== WHAT TO WORK ON ==
The records that follow should be returned exactly, pictures excluded.

== DATA EXTRACT ==
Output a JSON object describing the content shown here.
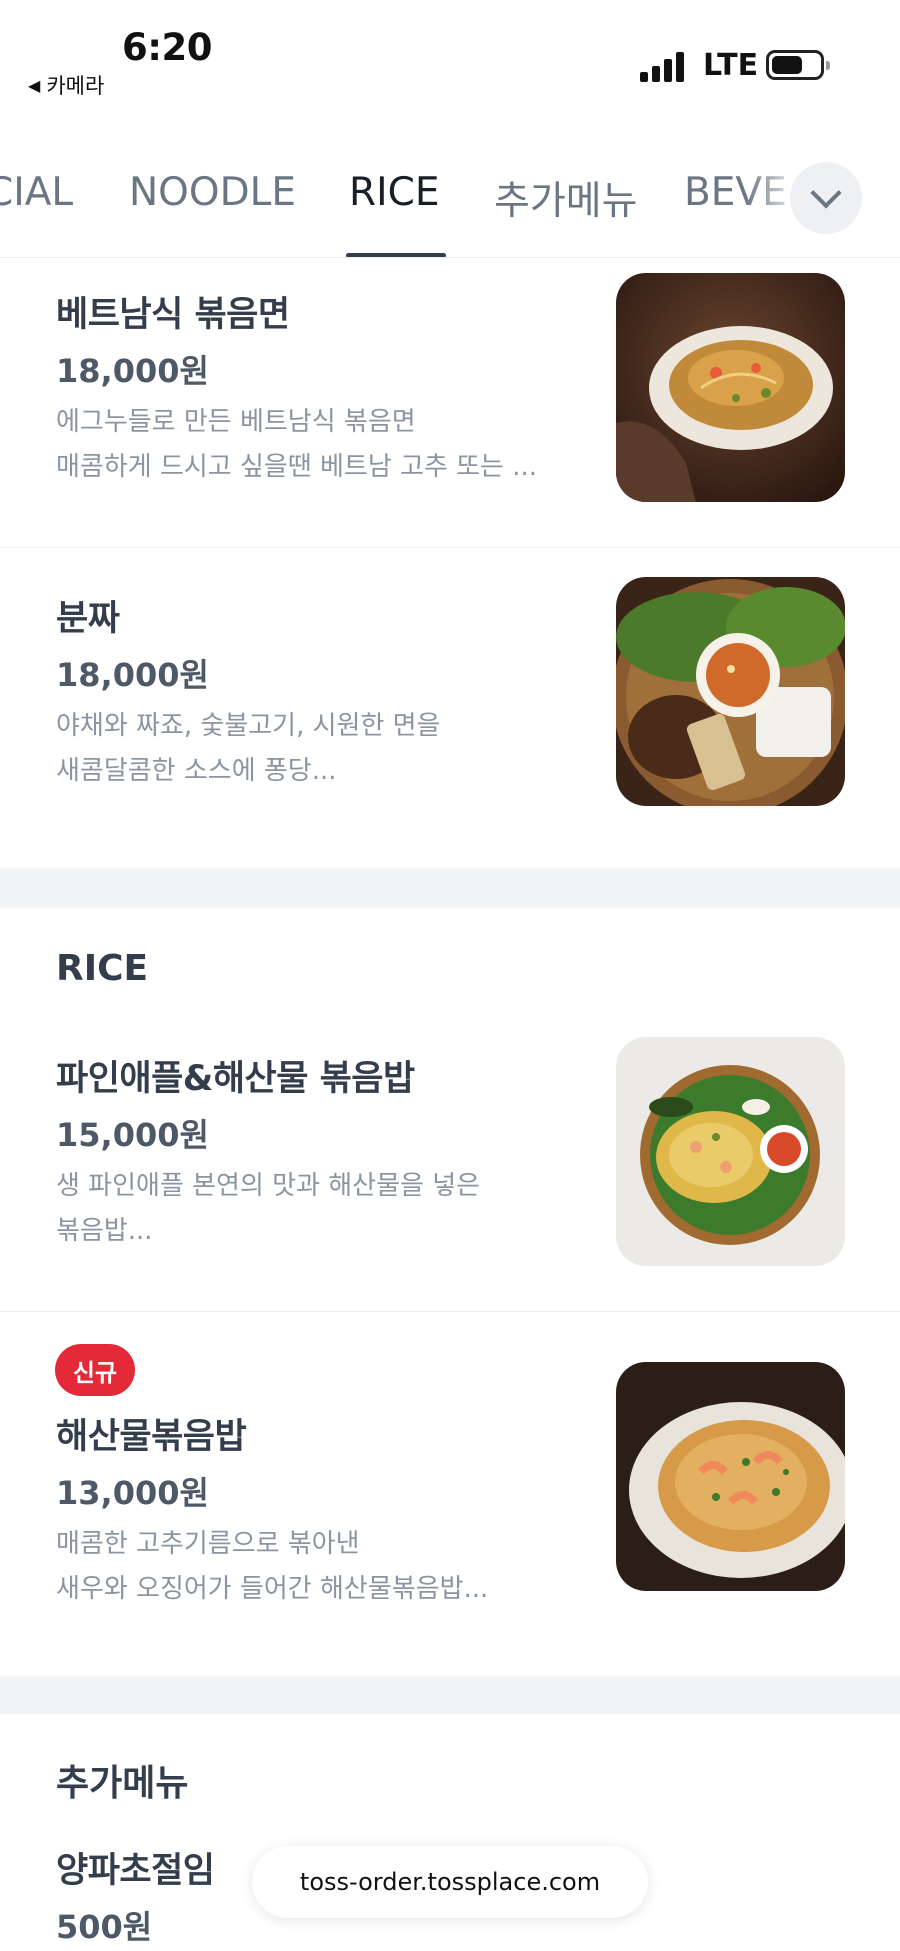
{
  "status_bar": {
    "time": "6:20",
    "back_app": "카메라",
    "network": "LTE"
  },
  "tabs": {
    "items": [
      "CIAL",
      "NOODLE",
      "RICE",
      "추가메뉴",
      "BEVE"
    ],
    "active": "RICE"
  },
  "items": {
    "pad_thai": {
      "name": "베트남식 볶음면",
      "price": "18,000원",
      "desc1": "에그누들로 만든 베트남식 볶음면",
      "desc2": "매콤하게 드시고 싶을땐 베트남 고추 또는 ..."
    },
    "bun_cha": {
      "name": "분짜",
      "price": "18,000원",
      "desc1": "야채와 짜죠, 숯불고기, 시원한 면을",
      "desc2": "새콤달콤한 소스에 퐁당..."
    },
    "pineapple_rice": {
      "name": "파인애플&해산물 볶음밥",
      "price": "15,000원",
      "desc1": "생 파인애플 본연의 맛과 해산물을 넣은",
      "desc2": "볶음밥..."
    },
    "seafood_rice": {
      "badge": "신규",
      "name": "해산물볶음밥",
      "price": "13,000원",
      "desc1": "매콤한 고추기름으로 볶아낸",
      "desc2": "새우와 오징어가 들어간 해산물볶음밥..."
    },
    "onion_pickle": {
      "name": "양파초절임",
      "price": "500원"
    }
  },
  "sections": {
    "rice": "RICE",
    "extra": "추가메뉴"
  },
  "url_bar": {
    "url": "toss-order.tossplace.com"
  }
}
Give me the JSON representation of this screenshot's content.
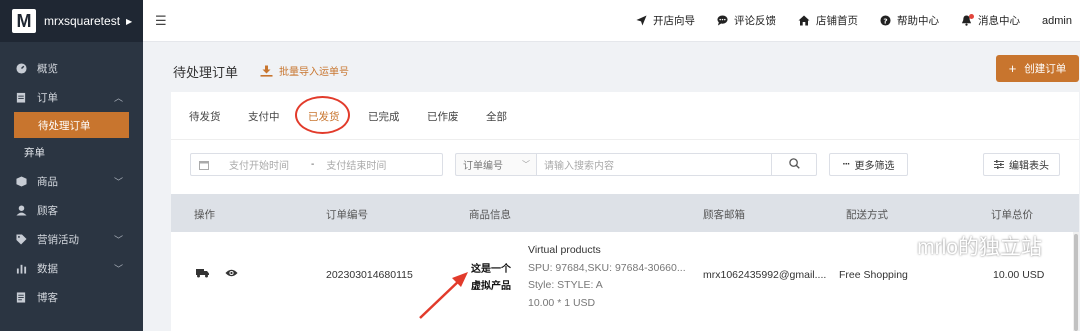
{
  "brand": {
    "logo_letter": "M",
    "name": "mrxsquaretest"
  },
  "sidebar": {
    "items": [
      {
        "label": "概览",
        "icon": "dashboard-icon"
      },
      {
        "label": "订单",
        "icon": "order-icon",
        "expanded": true
      },
      {
        "label": "待处理订单",
        "sub": true,
        "active": true
      },
      {
        "label": "弃单",
        "sub": true
      },
      {
        "label": "商品",
        "icon": "product-icon"
      },
      {
        "label": "顾客",
        "icon": "customer-icon"
      },
      {
        "label": "营销活动",
        "icon": "tag-icon"
      },
      {
        "label": "数据",
        "icon": "chart-icon"
      },
      {
        "label": "博客",
        "icon": "blog-icon"
      }
    ]
  },
  "topbar": {
    "links": [
      {
        "label": "开店向导",
        "icon": "paper-plane-icon"
      },
      {
        "label": "评论反馈",
        "icon": "comment-icon"
      },
      {
        "label": "店铺首页",
        "icon": "home-icon"
      },
      {
        "label": "帮助中心",
        "icon": "help-icon"
      },
      {
        "label": "消息中心",
        "icon": "bell-icon"
      }
    ],
    "user": "admin"
  },
  "page": {
    "title": "待处理订单",
    "import_label": "批量导入运单号",
    "create_label": "创建订单"
  },
  "tabs": [
    "待发货",
    "支付中",
    "已发货",
    "已完成",
    "已作废",
    "全部"
  ],
  "active_tab": "已发货",
  "filters": {
    "date_start_placeholder": "支付开始时间",
    "date_sep": "-",
    "date_end_placeholder": "支付结束时间",
    "search_field": "订单编号",
    "search_placeholder": "请输入搜索内容",
    "more_label": "更多筛选",
    "edit_label": "编辑表头"
  },
  "table": {
    "headers": [
      "操作",
      "订单编号",
      "商品信息",
      "顾客邮箱",
      "配送方式",
      "订单总价"
    ],
    "rows": [
      {
        "order_no": "202303014680115",
        "thumb_line1": "这是一个",
        "thumb_line2": "虚拟产品",
        "product_name": "Virtual products",
        "product_sku": "SPU: 97684,SKU: 97684-30660...",
        "product_style": "Style: STYLE: A",
        "product_price": "10.00 * 1 USD",
        "email": "mrx1062435992@gmail....",
        "shipping": "Free Shopping",
        "total": "10.00 USD"
      }
    ]
  },
  "watermark": "mrlo的独立站",
  "colors": {
    "accent": "#c8752e",
    "sidebar": "#2b3542",
    "annotation": "#e23b2b"
  }
}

== ANSWER BOX ==
Output a JSON object describing the content shown here.
{
  "status_bar": {
    "time": "6:20",
    "back_app": "카메라",
    "network": "LTE"
  },
  "tabs": {
    "items": [
      "CIAL",
      "NOODLE",
      "RICE",
      "추가메뉴",
      "BEVE"
    ],
    "active": "RICE"
  },
  "items": {
    "pad_thai": {
      "name": "베트남식 볶음면",
      "price": "18,000원",
      "desc1": "에그누들로 만든 베트남식 볶음면",
      "desc2": "매콤하게 드시고 싶을땐 베트남 고추 또는 ..."
    },
    "bun_cha": {
      "name": "분짜",
      "price": "18,000원",
      "desc1": "야채와 짜죠, 숯불고기, 시원한 면을",
      "desc2": "새콤달콤한 소스에 퐁당..."
    },
    "pineapple_rice": {
      "name": "파인애플&해산물 볶음밥",
      "price": "15,000원",
      "desc1": "생 파인애플 본연의 맛과 해산물을 넣은",
      "desc2": "볶음밥..."
    },
    "seafood_rice": {
      "badge": "신규",
      "name": "해산물볶음밥",
      "price": "13,000원",
      "desc1": "매콤한 고추기름으로 볶아낸",
      "desc2": "새우와 오징어가 들어간 해산물볶음밥..."
    },
    "onion_pickle": {
      "name": "양파초절임",
      "price": "500원"
    }
  },
  "sections": {
    "rice": "RICE",
    "extra": "추가메뉴"
  },
  "url_bar": {
    "url": "toss-order.tossplace.com"
  }
}
Give me the JSON representation of this screenshot's content.
{
  "brand": {
    "logo_letter": "M",
    "name": "mrxsquaretest"
  },
  "sidebar": {
    "items": [
      {
        "label": "概览",
        "icon": "dashboard-icon"
      },
      {
        "label": "订单",
        "icon": "order-icon",
        "expanded": true
      },
      {
        "label": "待处理订单",
        "sub": true,
        "active": true
      },
      {
        "label": "弃单",
        "sub": true
      },
      {
        "label": "商品",
        "icon": "product-icon"
      },
      {
        "label": "顾客",
        "icon": "customer-icon"
      },
      {
        "label": "营销活动",
        "icon": "tag-icon"
      },
      {
        "label": "数据",
        "icon": "chart-icon"
      },
      {
        "label": "博客",
        "icon": "blog-icon"
      }
    ]
  },
  "topbar": {
    "links": [
      {
        "label": "开店向导",
        "icon": "paper-plane-icon"
      },
      {
        "label": "评论反馈",
        "icon": "comment-icon"
      },
      {
        "label": "店铺首页",
        "icon": "home-icon"
      },
      {
        "label": "帮助中心",
        "icon": "help-icon"
      },
      {
        "label": "消息中心",
        "icon": "bell-icon"
      }
    ],
    "user": "admin"
  },
  "page": {
    "title": "待处理订单",
    "import_label": "批量导入运单号",
    "create_label": "创建订单"
  },
  "tabs": [
    "待发货",
    "支付中",
    "已发货",
    "已完成",
    "已作废",
    "全部"
  ],
  "active_tab": "已发货",
  "filters": {
    "date_start_placeholder": "支付开始时间",
    "date_sep": "-",
    "date_end_placeholder": "支付结束时间",
    "search_field": "订单编号",
    "search_placeholder": "请输入搜索内容",
    "more_label": "更多筛选",
    "edit_label": "编辑表头"
  },
  "table": {
    "headers": [
      "操作",
      "订单编号",
      "商品信息",
      "顾客邮箱",
      "配送方式",
      "订单总价"
    ],
    "rows": [
      {
        "order_no": "202303014680115",
        "thumb_line1": "这是一个",
        "thumb_line2": "虚拟产品",
        "product_name": "Virtual products",
        "product_sku": "SPU: 97684,SKU: 97684-30660...",
        "product_style": "Style: STYLE: A",
        "product_price": "10.00 * 1 USD",
        "email": "mrx1062435992@gmail....",
        "shipping": "Free Shopping",
        "total": "10.00 USD"
      }
    ]
  },
  "watermark": "mrlo的独立站",
  "colors": {
    "accent": "#c8752e",
    "sidebar": "#2b3542",
    "annotation": "#e23b2b"
  }
}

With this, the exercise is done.